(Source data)
-------------------------

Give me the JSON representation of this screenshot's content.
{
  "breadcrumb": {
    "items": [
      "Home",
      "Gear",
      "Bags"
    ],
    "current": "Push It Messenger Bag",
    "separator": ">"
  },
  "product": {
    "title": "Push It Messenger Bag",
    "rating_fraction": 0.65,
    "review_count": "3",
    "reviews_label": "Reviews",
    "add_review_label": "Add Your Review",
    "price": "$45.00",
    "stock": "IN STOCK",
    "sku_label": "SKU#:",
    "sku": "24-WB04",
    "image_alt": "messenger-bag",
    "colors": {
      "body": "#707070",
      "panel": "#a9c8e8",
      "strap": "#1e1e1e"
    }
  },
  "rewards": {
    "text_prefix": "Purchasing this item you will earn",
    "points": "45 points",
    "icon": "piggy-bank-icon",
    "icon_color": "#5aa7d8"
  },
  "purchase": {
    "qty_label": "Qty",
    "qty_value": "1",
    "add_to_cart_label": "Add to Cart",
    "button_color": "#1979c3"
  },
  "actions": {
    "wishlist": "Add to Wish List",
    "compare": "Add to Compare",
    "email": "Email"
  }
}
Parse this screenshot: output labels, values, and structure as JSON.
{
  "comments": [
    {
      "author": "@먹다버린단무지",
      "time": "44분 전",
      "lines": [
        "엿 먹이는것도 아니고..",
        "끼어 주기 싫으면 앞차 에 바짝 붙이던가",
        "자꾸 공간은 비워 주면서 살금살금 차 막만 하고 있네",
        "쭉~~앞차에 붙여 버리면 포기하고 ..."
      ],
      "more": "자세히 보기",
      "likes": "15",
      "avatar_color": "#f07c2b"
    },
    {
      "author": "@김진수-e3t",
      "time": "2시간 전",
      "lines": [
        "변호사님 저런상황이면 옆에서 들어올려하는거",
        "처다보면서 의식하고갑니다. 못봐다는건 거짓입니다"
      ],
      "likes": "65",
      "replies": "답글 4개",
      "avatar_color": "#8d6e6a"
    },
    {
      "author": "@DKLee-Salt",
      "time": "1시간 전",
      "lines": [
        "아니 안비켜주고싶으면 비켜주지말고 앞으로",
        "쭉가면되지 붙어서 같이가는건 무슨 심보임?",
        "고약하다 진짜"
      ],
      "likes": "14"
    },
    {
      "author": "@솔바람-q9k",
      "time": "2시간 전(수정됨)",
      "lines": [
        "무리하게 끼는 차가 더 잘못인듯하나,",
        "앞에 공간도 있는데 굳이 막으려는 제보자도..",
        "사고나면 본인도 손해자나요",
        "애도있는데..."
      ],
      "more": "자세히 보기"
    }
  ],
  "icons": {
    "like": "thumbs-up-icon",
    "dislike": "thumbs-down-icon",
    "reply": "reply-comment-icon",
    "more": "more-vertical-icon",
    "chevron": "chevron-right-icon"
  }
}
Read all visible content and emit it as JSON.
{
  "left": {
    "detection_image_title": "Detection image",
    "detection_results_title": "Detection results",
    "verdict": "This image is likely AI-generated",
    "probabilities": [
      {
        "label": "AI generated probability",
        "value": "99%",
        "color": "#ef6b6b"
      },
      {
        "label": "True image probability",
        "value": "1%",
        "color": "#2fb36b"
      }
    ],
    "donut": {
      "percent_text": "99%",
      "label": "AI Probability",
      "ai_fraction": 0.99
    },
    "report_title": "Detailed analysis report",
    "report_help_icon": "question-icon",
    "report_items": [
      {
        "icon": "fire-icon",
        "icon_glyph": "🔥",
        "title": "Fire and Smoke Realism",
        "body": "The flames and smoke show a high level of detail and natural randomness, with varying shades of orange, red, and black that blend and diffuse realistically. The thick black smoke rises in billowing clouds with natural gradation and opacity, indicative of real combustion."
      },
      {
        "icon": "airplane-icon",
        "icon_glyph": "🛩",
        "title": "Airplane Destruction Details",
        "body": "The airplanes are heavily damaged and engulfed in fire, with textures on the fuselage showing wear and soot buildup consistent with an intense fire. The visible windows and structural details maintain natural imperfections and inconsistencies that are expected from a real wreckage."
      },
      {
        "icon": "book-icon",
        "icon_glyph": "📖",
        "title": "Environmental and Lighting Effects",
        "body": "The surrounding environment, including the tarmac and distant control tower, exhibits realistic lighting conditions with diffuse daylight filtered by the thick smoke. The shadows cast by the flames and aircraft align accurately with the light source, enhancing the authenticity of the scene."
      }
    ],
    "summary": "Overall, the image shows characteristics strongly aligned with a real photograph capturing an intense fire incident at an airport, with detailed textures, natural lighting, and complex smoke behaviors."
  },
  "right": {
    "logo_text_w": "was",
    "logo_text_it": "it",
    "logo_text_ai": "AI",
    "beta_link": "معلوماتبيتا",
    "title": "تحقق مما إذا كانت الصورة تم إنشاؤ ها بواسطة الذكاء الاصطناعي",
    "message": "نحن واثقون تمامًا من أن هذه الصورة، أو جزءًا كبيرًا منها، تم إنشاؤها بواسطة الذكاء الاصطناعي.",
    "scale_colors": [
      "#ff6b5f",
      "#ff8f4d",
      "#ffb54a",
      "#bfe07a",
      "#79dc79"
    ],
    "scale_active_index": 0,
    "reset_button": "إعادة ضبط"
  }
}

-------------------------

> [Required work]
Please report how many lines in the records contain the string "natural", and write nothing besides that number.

> [Answer section]
3